Step 2

If you were paid, great, but you’re not done yet. Follow up with a written letter for the tenant informing them that you understand late payments can happen, but this can only be a one off type situation as the rent payment is required to cover your bills for the property like a mortgage (you may need to ad-lib here a bit depending on your situation).

If you weren’t paid, you want to create a stern letter for the tenant explaining all of this.

In both cases you need to refer to the conversation and/or text correspondence that you previously had about this issue. This is a matter of building up your evidence and paper trail.

I’d suggest bringing up potential repercussions if it’s not dealt with immediately and what may happen if the situation isn’t corrected (eviction, extra costs to the tenant and more, but all without being threatening, just informative).

Step 3

It’s important that you hand deliver this if possible. If it’s not, you want to create some potential trail of delivery and receipt. If you’re hand delivering, make note of the date and time and follow up with a text and/or email referring to the letter you dropped off. A frequent tenant response in hearing is they never received any notice about the problem, this solves that.

If you are not able to hand deliver you can send it via registered mail or courier which provides a tracking process.

If neither of these are possible as the tenant is trying to avoid you, then your option may be posting the notice on the property. The challenge with this is it’s still hard to prove they received it, so here are some additional steps.

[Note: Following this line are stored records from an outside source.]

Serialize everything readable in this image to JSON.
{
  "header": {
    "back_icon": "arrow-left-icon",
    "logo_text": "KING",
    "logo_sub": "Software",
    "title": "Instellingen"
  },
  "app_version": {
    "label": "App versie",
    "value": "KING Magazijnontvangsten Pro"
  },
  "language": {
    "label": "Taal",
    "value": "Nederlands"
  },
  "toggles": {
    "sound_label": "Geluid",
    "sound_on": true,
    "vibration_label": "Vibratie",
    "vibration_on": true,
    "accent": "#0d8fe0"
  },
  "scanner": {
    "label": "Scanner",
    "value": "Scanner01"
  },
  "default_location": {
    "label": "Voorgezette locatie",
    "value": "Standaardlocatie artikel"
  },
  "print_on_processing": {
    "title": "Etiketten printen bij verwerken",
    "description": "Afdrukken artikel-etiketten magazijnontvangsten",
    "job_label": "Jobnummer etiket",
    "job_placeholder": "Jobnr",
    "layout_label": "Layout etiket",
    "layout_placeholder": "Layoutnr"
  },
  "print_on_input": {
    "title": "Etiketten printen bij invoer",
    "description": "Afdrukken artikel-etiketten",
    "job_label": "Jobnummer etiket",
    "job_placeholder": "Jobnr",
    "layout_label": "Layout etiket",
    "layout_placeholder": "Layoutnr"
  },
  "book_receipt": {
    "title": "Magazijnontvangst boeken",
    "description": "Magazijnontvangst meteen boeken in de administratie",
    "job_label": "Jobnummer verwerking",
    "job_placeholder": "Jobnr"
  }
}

Make sure you post it on every entrance to their unit. If it’s an apartment, it’s easy, just post it across the door and the door frame so they can’t miss it as they go in or out.

If it’s a house with a front and back door, post a copy on the front and back door, again across the frame and door. If it’s a house with a garage, post it on the two doors and the garage door.

Perhaps most importantly whatever the circumstance, once it’s posted then make sure you take a photo with some sort of date and time stamp to verify when you took the picture(s), just in case you need to prove it later.

Just as a warning, be aware some pro-tenant jurisdictions may claim this is tenant harassment or potentially slanderous if it’s posted for everyone to see. Always be aware of local rules and laws and make sure you can back up any claims that may be indicated to protect yourself.

Step 4 – Follow up!

Once you’ve talked to the tenant, left them notice or documentation about the issue, follow up with an additional text, email or follow up phone call which you also document.

I’ve run into numerous situations where tenants have confirmed via text they received the notice, then in a hearing deny it and their entire claims fall apart due to the text evidence showing they are lying.

The final proof ends up often being your follow up, so don’t take a short cut and miss that final step as often it can be the deciding factor. 

Final Thoughts

One way to stand out if you do ever end up in an eviction situation is to be a professional. If your tenant is late with rent it requires more than a phone call or text to be a professional. You need to do the extra work!

As is often the case it comes down to treating this like a business and doing your job professionally. If you’re in a hearing and you come across as a professional who has all the evidence, is following all the rules and are going through all the proper processes evictions become much easier.

[Editor’s Note:  We recommend serving AOA’s form # 103 (series) the day after rent is due which is required when starting an eviction for non-payment of rent.]


Bill Biko has become “the Educated Landlord” through both training and the school of life. With almost a decades experience of land lording Bill’s been mentoring and assisting landlords for the last five years and you can find more of his tips and articles to make your life as a landlord easier, more profitable and less stressful at